The original study, which brought up the question years ago, has been retracted as it was poorly designed and presented with questionable research methods.
Do not slack on giving your kids vaccinations, as it prevents and reduces the risk of contracting severe disease conditions such as measles, whooping cough, and many more.
Can autism be prevented?
Aside from not doing things that put you at risk, like taking certain drugs while pregnant, there is no sure way to prevent ASD. However, the condition can be managed and treated.
With early diagnosis, therapy, and techniques can be used to help a person improve their language, behavior, and skills. Intervention can be helpful irrespective of age. Also, it can help children learn to function well.
Aside from behavioral, psychological, and educational therapy, medications might also be administered to help deal with anxiety, depression, irritability, aggressiveness, hyperactivity, and repetitive behavior in a person with ASD.
Show love to children with an autism spectrum disorder. If your child or sibling has this condition, you should protect and love them. Awareness programs about this disorder should also be created to teach people to treat these people with respect.
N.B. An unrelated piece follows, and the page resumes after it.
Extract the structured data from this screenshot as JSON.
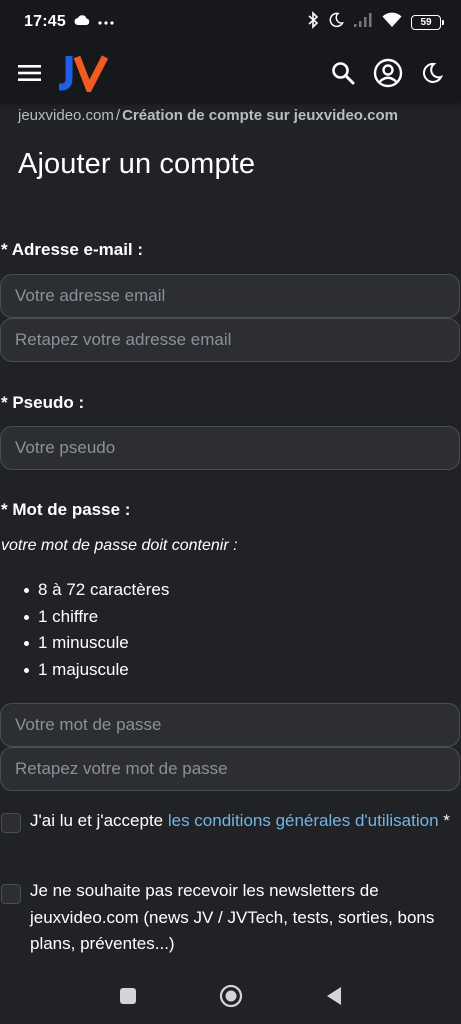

Autistic people should not be treated with disrespect or disdain. Also, do not bully, victimize or isolate them.